Soon we were eating a wonderful soup and I made myself known to the hosts Jaqui Saphra and Gale Burns, who made me very welcome. They hosted the occasion admirably, and shared some of their own poems, which I enjoyed a lot. I was on last so I could sit back and enjoy the variety of readings, the wonderful audience and the poetic ambience. It was especially good to hear Salt poet Agnieszka Studzinska, though I have to say every single guest was excellent, and it was a really enjoyable evening.

I’d put together a set with a range of moods, starting with my Peter Pan and Wendy poem, ‘From the Wendy House’, which tends to go down well.
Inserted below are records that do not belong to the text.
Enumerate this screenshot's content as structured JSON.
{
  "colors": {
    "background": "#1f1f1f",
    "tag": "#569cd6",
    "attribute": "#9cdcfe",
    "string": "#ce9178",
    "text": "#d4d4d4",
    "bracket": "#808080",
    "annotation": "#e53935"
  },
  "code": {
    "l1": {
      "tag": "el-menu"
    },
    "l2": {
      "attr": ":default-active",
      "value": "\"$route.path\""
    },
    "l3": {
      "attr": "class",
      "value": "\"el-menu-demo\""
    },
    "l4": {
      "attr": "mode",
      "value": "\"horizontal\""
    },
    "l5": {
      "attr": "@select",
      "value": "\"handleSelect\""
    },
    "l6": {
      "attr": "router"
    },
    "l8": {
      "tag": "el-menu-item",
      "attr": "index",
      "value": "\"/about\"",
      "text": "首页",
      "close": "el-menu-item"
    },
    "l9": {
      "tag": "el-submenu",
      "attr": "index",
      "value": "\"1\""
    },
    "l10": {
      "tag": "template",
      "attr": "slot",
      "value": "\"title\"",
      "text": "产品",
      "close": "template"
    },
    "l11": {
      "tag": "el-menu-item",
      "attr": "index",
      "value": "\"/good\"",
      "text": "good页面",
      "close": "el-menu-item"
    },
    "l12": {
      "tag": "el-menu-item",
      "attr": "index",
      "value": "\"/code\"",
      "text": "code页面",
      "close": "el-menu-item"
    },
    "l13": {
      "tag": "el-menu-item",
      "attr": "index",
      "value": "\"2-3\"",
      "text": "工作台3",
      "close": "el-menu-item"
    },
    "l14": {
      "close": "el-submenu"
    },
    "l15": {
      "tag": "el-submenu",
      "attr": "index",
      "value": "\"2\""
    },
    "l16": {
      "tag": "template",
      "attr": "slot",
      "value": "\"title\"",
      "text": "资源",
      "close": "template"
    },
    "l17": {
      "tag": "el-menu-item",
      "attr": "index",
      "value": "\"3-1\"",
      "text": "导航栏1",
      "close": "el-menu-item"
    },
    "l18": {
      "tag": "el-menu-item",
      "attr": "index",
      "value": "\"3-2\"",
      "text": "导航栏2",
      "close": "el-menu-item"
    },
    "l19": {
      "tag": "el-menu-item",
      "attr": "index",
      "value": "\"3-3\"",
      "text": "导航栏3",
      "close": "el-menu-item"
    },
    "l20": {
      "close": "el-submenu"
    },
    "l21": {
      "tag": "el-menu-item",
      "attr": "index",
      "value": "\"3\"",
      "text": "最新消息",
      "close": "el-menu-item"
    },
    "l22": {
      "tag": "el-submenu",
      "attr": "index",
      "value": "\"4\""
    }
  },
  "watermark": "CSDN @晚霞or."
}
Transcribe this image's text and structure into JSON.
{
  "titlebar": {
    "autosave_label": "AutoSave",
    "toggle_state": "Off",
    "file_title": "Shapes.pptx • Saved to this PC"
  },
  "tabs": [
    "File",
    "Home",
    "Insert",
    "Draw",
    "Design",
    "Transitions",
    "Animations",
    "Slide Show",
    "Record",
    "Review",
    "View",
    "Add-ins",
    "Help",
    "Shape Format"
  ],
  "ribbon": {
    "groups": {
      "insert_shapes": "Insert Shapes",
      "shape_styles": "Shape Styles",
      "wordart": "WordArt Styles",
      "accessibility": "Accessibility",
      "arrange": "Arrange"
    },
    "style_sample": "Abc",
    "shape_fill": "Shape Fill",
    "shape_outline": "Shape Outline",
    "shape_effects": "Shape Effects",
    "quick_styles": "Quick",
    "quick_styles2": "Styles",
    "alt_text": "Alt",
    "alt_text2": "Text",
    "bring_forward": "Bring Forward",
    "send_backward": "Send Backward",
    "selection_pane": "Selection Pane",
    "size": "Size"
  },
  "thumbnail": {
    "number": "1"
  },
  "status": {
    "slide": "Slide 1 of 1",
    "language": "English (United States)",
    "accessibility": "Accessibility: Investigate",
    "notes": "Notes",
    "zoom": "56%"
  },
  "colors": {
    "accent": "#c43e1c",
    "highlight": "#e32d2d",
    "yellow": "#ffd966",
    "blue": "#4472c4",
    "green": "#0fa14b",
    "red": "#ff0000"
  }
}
I followed this with two more poems from The Fiddle, one about my dad’s death and one about my mum’s. I lightened the mood again with the poem Dialectic, about angels and devils and what it is like to have a relationship with them, then a sad one from The New Generation, and two poems which are coming out in my Salt chapbook in January, including the title poem I Sing of Bricks.

I had some wonderful comments afterwards, which really made my night, and an enthusiastic message from a facebook friend who came for the first time to The Shuffle because she wanted to hear me read.

All in all, I felt my London debut went perfectly and I hope I get to read down there again sometime soon.


Filed under Children's Poetry, Everything else, poetry, Poetry Collections, Salt, The New Generation